Navigation path

Fisheries

INSEPARABLE - Eat, Buy and Sell Sustainable FishINSEPARABLE - Eat, Buy and Sell Sustainable FishINSEPARABLE - Eat, Buy and Sell Sustainable FishINSEPARABLE - Eat, Buy and Sell Sustainable Fish

Search
    Free text
Related content
News
The European Commission has adopted an action plan setting out how Croatia can overcome identified shortcomings in its fisheries control system, following an inquiry into irregularities last year. The measures were agreed together with the Croatian authorities and are already being implemented.
Fish farmed in the European Union is among the best in the world: a tasty, high-quality dish produced according to the world's strictest health and environmental standards. European aquaculture is also a sector with vast growth potential: today, 57% of the farmed fish consumed in the EU is imported.

Norway lobster (Nephrops norvegicus)

Norway lobster © Scandinavian Fishing Year Book
Norway lobster is found throughout the Atlantic waters of the EU, from the Azores to the North Sea. It is not commonly found in the Mediterranean, though it is fished in the Adriatic.

It lives on muddy sea beds in burrows at depths that range from a few metres down to 500 m or more. Norway lobster can live up to 12 years in the case of males, 30 in the case of females, and can reach more than 25 cm in length (measured by the carapace), though most adults are typically between 10 and 20 cm long. They reach sexual maturity at between two and three years of age.

Commercially important stocks of Norway lobster in EU waters include those in

  • The Irish Sea
  • The North Sea
  • Bay of Biscay, and
  • Atlantic-Iberian coast

The most common method of catching Norway lobster is by trawling. Since they are protected from trawling while in their burrows, they are generally caught when they emerge to feed, which usually happens twice a day, often at dawn and dusk. They are commonly taken in mixed fisheries, and the southern stock is closely associated with the fishery for southern hake.

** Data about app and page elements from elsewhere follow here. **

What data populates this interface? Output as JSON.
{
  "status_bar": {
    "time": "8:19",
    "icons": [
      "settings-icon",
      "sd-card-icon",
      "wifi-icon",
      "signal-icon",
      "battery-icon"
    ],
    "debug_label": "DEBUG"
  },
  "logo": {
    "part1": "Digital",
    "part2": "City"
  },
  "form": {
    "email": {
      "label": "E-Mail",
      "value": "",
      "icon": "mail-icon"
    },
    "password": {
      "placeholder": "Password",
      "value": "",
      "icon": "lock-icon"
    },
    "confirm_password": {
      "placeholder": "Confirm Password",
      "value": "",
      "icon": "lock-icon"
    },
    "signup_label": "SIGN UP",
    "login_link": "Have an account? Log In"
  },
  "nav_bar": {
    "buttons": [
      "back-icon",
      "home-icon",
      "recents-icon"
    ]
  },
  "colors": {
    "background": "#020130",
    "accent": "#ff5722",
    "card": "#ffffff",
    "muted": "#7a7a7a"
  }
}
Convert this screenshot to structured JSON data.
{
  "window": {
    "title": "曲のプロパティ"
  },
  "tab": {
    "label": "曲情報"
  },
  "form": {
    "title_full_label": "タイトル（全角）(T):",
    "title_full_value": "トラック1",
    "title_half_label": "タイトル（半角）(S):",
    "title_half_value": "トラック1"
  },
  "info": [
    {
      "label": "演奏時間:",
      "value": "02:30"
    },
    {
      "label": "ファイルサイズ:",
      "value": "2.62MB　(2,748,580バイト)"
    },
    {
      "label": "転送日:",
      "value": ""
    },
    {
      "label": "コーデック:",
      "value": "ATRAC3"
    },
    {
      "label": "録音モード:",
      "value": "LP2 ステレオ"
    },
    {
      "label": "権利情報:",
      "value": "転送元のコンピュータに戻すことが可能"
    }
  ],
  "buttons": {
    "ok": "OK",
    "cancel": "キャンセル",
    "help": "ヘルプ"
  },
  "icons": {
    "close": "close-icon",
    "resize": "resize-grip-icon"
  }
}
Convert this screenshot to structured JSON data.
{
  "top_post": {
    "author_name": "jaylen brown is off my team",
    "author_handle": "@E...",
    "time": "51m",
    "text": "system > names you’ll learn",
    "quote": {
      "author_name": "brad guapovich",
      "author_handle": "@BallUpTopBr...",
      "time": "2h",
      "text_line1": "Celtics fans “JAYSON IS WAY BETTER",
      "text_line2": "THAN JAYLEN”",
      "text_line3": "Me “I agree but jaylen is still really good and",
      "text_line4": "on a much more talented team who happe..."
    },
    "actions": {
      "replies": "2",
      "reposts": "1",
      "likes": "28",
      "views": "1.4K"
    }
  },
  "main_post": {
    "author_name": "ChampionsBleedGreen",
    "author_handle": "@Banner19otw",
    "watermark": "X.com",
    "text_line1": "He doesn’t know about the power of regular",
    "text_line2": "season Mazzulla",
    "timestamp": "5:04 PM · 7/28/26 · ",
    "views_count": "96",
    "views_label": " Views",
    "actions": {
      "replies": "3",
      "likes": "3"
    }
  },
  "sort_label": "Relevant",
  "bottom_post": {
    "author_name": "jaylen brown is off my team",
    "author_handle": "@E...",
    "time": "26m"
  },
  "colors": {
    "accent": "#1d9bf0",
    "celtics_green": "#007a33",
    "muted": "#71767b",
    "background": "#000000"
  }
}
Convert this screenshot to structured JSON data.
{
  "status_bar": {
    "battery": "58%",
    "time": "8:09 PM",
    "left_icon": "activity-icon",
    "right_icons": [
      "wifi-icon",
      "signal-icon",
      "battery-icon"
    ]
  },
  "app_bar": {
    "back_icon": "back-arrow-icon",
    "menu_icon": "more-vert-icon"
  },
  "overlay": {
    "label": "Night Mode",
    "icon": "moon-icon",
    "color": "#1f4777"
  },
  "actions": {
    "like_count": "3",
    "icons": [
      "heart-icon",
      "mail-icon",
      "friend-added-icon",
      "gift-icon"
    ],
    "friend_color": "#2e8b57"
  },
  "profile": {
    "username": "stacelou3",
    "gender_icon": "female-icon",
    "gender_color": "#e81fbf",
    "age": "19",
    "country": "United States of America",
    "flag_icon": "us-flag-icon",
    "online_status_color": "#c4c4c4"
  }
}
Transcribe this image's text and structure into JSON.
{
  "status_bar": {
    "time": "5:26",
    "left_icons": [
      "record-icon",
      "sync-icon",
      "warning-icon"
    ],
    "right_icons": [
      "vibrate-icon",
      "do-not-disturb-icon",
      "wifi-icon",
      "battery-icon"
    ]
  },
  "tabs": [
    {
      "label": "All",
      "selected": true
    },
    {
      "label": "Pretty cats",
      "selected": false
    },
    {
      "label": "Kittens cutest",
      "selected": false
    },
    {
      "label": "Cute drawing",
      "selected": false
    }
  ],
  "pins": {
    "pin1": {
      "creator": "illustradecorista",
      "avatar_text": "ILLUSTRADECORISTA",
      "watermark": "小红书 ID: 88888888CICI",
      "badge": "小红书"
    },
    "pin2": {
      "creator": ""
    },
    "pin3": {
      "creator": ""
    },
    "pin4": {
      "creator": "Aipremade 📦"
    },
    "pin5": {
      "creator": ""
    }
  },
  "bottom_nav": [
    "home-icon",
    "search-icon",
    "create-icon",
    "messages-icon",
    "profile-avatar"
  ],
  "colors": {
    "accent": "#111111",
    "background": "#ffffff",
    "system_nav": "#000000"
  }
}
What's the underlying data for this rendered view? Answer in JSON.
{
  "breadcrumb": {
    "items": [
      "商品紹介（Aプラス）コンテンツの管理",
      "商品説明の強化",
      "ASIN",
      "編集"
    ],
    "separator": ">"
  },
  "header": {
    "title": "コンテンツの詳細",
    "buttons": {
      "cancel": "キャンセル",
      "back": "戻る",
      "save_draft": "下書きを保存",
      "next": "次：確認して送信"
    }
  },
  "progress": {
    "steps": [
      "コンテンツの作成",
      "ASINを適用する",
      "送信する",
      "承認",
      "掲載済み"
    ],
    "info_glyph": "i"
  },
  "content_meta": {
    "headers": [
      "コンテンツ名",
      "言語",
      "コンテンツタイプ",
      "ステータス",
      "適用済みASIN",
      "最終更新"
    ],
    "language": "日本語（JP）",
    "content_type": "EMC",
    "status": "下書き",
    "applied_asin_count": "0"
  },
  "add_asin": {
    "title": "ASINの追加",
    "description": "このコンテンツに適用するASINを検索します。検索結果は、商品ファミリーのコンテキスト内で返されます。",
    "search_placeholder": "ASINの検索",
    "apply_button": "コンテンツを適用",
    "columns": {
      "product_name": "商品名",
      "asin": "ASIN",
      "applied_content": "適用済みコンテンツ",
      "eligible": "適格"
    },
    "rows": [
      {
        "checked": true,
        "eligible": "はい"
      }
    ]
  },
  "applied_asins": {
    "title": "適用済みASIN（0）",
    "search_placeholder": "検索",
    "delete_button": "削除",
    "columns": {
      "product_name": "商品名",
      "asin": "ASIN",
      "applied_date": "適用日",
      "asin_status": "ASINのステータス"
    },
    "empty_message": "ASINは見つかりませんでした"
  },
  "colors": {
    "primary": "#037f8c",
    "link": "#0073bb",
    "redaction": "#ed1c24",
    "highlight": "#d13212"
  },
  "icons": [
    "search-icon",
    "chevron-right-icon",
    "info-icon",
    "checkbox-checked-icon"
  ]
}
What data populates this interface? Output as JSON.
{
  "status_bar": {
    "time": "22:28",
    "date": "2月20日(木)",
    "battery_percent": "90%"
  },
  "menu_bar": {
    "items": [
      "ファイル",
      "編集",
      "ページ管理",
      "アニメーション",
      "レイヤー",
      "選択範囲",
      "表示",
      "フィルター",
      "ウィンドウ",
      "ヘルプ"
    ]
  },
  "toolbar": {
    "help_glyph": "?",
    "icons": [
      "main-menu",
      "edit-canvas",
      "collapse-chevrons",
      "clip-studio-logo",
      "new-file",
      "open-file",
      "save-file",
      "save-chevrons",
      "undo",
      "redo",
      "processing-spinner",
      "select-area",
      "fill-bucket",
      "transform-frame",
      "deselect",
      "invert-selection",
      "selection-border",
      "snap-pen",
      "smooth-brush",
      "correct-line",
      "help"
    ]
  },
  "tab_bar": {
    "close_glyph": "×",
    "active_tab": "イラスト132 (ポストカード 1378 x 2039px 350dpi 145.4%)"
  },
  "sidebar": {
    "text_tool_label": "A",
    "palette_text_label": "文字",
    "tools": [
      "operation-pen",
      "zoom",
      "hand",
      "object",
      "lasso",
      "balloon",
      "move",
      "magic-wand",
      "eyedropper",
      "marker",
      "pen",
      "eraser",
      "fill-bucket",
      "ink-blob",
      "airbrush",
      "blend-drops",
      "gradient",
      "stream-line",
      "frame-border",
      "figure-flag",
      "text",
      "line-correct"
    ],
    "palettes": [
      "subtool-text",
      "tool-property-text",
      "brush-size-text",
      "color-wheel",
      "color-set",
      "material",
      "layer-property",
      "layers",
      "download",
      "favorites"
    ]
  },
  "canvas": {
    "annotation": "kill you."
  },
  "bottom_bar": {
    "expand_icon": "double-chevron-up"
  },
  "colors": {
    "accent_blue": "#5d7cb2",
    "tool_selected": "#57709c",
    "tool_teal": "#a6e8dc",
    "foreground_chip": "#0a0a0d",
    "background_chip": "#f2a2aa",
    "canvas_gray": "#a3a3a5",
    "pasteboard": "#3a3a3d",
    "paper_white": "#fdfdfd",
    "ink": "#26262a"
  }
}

Long-term plans

The long-term plan for Southern hake also covers Norway lobster.